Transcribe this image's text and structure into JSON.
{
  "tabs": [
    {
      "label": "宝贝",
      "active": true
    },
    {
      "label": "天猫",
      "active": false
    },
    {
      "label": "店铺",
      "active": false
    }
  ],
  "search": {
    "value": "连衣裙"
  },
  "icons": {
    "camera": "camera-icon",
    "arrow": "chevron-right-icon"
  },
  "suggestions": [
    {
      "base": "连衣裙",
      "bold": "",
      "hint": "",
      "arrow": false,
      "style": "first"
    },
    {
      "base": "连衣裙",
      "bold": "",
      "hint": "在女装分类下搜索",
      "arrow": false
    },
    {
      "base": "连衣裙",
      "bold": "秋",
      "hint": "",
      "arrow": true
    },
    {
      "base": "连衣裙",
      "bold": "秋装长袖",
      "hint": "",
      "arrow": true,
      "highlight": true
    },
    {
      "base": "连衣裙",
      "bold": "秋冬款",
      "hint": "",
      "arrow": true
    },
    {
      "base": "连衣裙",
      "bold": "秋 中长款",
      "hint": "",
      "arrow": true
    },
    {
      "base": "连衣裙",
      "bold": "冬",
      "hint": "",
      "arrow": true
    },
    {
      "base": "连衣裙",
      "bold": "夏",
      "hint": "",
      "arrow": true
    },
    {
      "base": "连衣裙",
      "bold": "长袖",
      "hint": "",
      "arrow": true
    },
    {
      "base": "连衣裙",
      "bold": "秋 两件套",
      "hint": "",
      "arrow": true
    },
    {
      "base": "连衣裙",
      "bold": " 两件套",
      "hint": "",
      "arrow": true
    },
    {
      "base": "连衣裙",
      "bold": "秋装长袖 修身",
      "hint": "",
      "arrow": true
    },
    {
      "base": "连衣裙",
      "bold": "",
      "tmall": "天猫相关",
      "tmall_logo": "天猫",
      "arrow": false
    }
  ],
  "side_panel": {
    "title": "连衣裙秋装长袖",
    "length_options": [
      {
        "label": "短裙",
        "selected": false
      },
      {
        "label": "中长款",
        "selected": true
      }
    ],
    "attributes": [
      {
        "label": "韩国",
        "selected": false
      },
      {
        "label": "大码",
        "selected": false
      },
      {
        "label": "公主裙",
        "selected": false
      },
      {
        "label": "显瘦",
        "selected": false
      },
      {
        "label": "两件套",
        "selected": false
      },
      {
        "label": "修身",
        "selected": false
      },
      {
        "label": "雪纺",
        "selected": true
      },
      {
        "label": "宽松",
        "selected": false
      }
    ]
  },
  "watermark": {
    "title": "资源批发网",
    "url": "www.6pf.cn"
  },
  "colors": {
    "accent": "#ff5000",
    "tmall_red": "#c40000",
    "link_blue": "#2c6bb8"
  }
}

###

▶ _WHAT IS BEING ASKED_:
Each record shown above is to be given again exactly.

▶ _SOLUTION FOR THIS PROBLEM_:
Transcribe this image's text and structure into JSON.
{
  "tabs": [
    {
      "label": "宝贝",
      "active": true
    },
    {
      "label": "天猫",
      "active": false
    },
    {
      "label": "店铺",
      "active": false
    }
  ],
  "search": {
    "value": "连衣裙"
  },
  "icons": {
    "camera": "camera-icon",
    "arrow": "chevron-right-icon"
  },
  "suggestions": [
    {
      "base": "连衣裙",
      "bold": "",
      "hint": "",
      "arrow": false,
      "style": "first"
    },
    {
      "base": "连衣裙",
      "bold": "",
      "hint": "在女装分类下搜索",
      "arrow": false
    },
    {
      "base": "连衣裙",
      "bold": "秋",
      "hint": "",
      "arrow": true
    },
    {
      "base": "连衣裙",
      "bold": "秋装长袖",
      "hint": "",
      "arrow": true,
      "highlight": true
    },
    {
      "base": "连衣裙",
      "bold": "秋冬款",
      "hint": "",
      "arrow": true
    },
    {
      "base": "连衣裙",
      "bold": "秋 中长款",
      "hint": "",
      "arrow": true
    },
    {
      "base": "连衣裙",
      "bold": "冬",
      "hint": "",
      "arrow": true
    },
    {
      "base": "连衣裙",
      "bold": "夏",
      "hint": "",
      "arrow": true
    },
    {
      "base": "连衣裙",
      "bold": "长袖",
      "hint": "",
      "arrow": true
    },
    {
      "base": "连衣裙",
      "bold": "秋 两件套",
      "hint": "",
      "arrow": true
    },
    {
      "base": "连衣裙",
      "bold": " 两件套",
      "hint": "",
      "arrow": true
    },
    {
      "base": "连衣裙",
      "bold": "秋装长袖 修身",
      "hint": "",
      "arrow": true
    },
    {
      "base": "连衣裙",
      "bold": "",
      "tmall": "天猫相关",
      "tmall_logo": "天猫",
      "arrow": false
    }
  ],
  "side_panel": {
    "title": "连衣裙秋装长袖",
    "length_options": [
      {
        "label": "短裙",
        "selected": false
      },
      {
        "label": "中长款",
        "selected": true
      }
    ],
    "attributes": [
      {
        "label": "韩国",
        "selected": false
      },
      {
        "label": "大码",
        "selected": false
      },
      {
        "label": "公主裙",
        "selected": false
      },
      {
        "label": "显瘦",
        "selected": false
      },
      {
        "label": "两件套",
        "selected": false
      },
      {
        "label": "修身",
        "selected": false
      },
      {
        "label": "雪纺",
        "selected": true
      },
      {
        "label": "宽松",
        "selected": false
      }
    ]
  },
  "watermark": {
    "title": "资源批发网",
    "url": "www.6pf.cn"
  },
  "colors": {
    "accent": "#ff5000",
    "tmall_red": "#c40000",
    "link_blue": "#2c6bb8"
  }
}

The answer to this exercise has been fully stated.